we were all politicos and artistic activists who had come out of the black arts movement, believed in art as an instrument of cultural empowerment, an instrument of redemption. thats why we were drawn to john in the 1st place, he showed us how it was done.
first thing we all had to learn that politics cant carry a story. babajohn used to tell us over and over, “the more important that you have to say, the more obligated you are to say it well.”
preached craft, craft and more craft. told us we had to grow as craftsfolk for the rest of our literary lives.
over the years john o’s literary reputation declined and he is no longer read. his advice not to let politics overwhelm the craft was paid for in the coin of his own work.
but folk who leave john o out of any exploration of afro am lit just dont understand the game. john os influence transcends his work. babajohns efforts to institutionalize a black literary infrastructure and train generations of blackwriters in the longgame will make his influence unprecedented. he left behind legions infused with a sense of responsibility for the tribal soul and destiny and the cultural skills to manifest it.
john o taught us to be cultural custodians, guide and guardian of the tribal soul and destiny, shield and spear
in pursuit of that vision he tried to make of himself a place where young writers grew (as in his name do i). in doing so he taught generations of writers in the longgame, trained us in how to be a literary mob, how to wield literary power, how to be successful writers and cultural influents.
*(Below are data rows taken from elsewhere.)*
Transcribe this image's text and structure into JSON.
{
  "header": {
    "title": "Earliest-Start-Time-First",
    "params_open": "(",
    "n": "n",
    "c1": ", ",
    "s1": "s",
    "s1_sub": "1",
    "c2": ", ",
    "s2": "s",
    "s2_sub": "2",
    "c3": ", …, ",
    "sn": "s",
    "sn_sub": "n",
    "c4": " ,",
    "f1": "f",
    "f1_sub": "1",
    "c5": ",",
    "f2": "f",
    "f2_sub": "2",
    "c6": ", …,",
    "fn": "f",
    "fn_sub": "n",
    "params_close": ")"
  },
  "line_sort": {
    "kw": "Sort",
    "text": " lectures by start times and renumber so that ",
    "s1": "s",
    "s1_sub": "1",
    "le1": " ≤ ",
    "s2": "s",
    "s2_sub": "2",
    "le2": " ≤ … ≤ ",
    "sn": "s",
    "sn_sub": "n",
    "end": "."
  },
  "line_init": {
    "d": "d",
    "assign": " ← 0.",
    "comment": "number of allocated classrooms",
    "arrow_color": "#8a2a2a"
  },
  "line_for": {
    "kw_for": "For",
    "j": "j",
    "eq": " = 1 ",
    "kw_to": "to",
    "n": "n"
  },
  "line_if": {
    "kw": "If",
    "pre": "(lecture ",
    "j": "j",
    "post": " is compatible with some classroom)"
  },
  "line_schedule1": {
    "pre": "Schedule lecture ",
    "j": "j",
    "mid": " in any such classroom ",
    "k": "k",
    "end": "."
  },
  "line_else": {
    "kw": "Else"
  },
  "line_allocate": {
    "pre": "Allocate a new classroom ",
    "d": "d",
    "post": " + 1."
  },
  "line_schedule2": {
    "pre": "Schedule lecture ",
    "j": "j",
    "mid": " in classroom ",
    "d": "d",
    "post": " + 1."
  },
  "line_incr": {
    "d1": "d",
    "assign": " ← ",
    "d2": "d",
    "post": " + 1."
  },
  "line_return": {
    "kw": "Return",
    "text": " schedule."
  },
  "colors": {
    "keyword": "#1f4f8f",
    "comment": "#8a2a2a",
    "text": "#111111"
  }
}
babajohn tried to make sure we were not only powerful but righteous. in my literary cubdom i aspired to be a machiavellian thinker who would forge blackfolk into a conquering horde and fling them into battle. power was my field of study and people were just factors to be used, this was reflected in my work
one day babajohn pull me aside and said, “art, you a brilliant writer but with a little compassion you could be profound”
i didnt get it
all I heard was “brilliant”. wasnt until many years later i realize he was trying to ensure that my contribution to the tradition, my legacy as his student, would not be hard and cold but warm and loving – an old shaman trying to ensure the health of the tribal soul
john o. killens died may 1987. he had been terminally sick for awhile, in and out of the hospital, one of those folks just refuse to go. last time i saw him i go out to brooklyn, house full of folks on the deathwatch. john on the second floor, i go up to see him and im shocked. he thin and wasted, a faint reflection of who i knew him to be, just skin and bones and spirit
we talk. he knew i was thinking about going to los angeles and he telling me be careful out there, dont get lost out there he told me, dont let ever money rule the work
barely speak, still dropping knowledge, giving guidance
i assured him i would keep the faith
then he ask me to lift him up. put him in a chair that was sitting by the bed. i carefully slide my arms behind his knees and his back and when i lift him i stumble, shocked how feather light he is. i very carefully place him in the chair and arrange the blanket over him
call amazing grace, he say, thats what he call ms grace, amazing. i call her, she come upstairs and beam at him sitting there so proud
im sitting up, he told her
i see you are, she say
i like to know what’s going on around me, he say
i know you do, she say
knowing babajohn like i did was a once in a generation experience. there will never be another like him, and i feel totally blessed to have known him, to have been trained by him, to be one of his crew, best damn literary crew ever was – and with everything i do i praise his name
babajohn killens. the great griot master of brooklyn
gods blessings on us all
this spell is done